What you are asked to do:
Return every record below exactly as written, omitting any pictures.

Material for this exercise:

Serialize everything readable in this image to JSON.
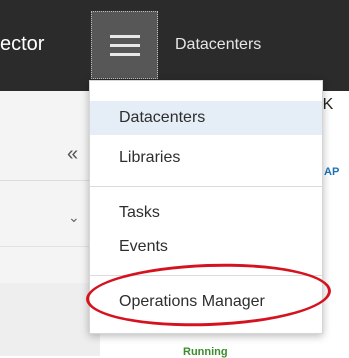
{
  "header": {
    "brand": "ector",
    "nav_label": "Datacenters"
  },
  "left_pane": {
    "collapse_glyph": "«",
    "expand_glyph": "⌄"
  },
  "background": {
    "title_fragment": ")-K",
    "link_fragment": "AP",
    "status": "Running"
  },
  "dropdown": {
    "items": [
      {
        "label": "Datacenters",
        "selected": true
      },
      {
        "label": "Libraries",
        "selected": false
      },
      {
        "label": "Tasks",
        "selected": false
      },
      {
        "label": "Events",
        "selected": false
      },
      {
        "label": "Operations Manager",
        "selected": false
      }
    ]
  },
  "annotation": {
    "color": "#d5131f",
    "target": "Operations Manager"
  },
  "colors": {
    "header_bg": "#2b2b2b",
    "selected_bg": "#e5eef6",
    "link": "#1a73b8",
    "status_green": "#3c8c2c"
  }
}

Output for this exercise:
Serialize everything readable in this image to JSON.
{
  "header": {
    "brand": "ector",
    "nav_label": "Datacenters"
  },
  "left_pane": {
    "collapse_glyph": "«",
    "expand_glyph": "⌄"
  },
  "background": {
    "title_fragment": ")-K",
    "link_fragment": "AP",
    "status": "Running"
  },
  "dropdown": {
    "items": [
      {
        "label": "Datacenters",
        "selected": true
      },
      {
        "label": "Libraries",
        "selected": false
      },
      {
        "label": "Tasks",
        "selected": false
      },
      {
        "label": "Events",
        "selected": false
      },
      {
        "label": "Operations Manager",
        "selected": false
      }
    ]
  },
  "annotation": {
    "color": "#d5131f",
    "target": "Operations Manager"
  },
  "colors": {
    "header_bg": "#2b2b2b",
    "selected_bg": "#e5eef6",
    "link": "#1a73b8",
    "status_green": "#3c8c2c"
  }
}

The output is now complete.